Today’s Sunday Gospel reading talks about the Sondheim musical and Tim Burton film, “Sweeney Todd.” Stephen Sondheim celebrated his 90th birthday recently, so this is my own tribute to a songwriter who has through the years been such an inspiration and influence–and who has so often–through the haunting, profound lyrics of his songs–taken the words right out of my heart.
There are many things you don’t expect to find in Stephen Sondheim’s “Sweeney Todd.” After all, it’s a dark and strange musical that tells the story of an embittered barber who cuts his clients’ throats, and with the help of his partner, Mrs. Lovett bakes the victims into meat pies!
In such a play (or movie), the last thing you would expect to hear is a love song as tender as “Not While I’m Around.”
He’s the disciple who always seems to be getting the tough questions from the Lord. When they found themselves surrounded by a hungry crowd of 5000, our Lord turned to Philip and asked him, “Where shall we buy bread for these people to eat?”
Of course, Philip said what any rational person would: “It would take more than half a year’s wages to buy enough bread for each one to have a bite!”
This has got to be one of the saddest and truest statements we can read anywhere. It says it so simply and quietly. And when I try to imagine the speaker or the writer, whoever it is, I detect no trace of anger or bitterness in his face or voice; just a sad, quiet acceptance or perhaps a resignation to the way the things are.
No one who has experienced betrayal can disagree with it. What makes betrayal so heartbreaking is that by its very definition, it can, as the statement goes, never come from our enemies.

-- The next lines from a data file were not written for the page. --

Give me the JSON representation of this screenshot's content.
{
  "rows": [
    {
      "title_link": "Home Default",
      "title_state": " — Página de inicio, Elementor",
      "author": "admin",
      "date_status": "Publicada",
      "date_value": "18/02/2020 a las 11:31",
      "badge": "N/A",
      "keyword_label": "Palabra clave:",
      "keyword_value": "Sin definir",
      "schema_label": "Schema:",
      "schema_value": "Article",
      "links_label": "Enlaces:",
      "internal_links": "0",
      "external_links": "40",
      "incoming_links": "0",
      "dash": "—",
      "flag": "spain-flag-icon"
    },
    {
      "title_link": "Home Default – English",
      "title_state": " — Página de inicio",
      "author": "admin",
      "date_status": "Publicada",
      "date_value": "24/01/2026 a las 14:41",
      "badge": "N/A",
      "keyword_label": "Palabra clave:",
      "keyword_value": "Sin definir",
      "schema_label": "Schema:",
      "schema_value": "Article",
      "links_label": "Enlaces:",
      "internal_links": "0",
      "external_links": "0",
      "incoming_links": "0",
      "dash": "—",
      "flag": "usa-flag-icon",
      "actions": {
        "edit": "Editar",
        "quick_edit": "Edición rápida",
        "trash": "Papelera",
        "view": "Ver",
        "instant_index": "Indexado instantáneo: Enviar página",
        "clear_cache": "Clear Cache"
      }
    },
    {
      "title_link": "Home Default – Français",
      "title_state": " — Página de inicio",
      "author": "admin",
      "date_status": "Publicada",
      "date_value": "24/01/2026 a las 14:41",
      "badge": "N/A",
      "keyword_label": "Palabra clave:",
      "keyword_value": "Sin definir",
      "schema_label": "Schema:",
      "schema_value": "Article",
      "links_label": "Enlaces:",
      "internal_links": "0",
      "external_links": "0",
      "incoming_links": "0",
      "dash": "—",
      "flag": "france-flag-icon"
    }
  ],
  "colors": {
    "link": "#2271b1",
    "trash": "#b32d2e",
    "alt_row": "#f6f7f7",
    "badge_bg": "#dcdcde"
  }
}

Betrayal is a crime reserved only for those we trust and love.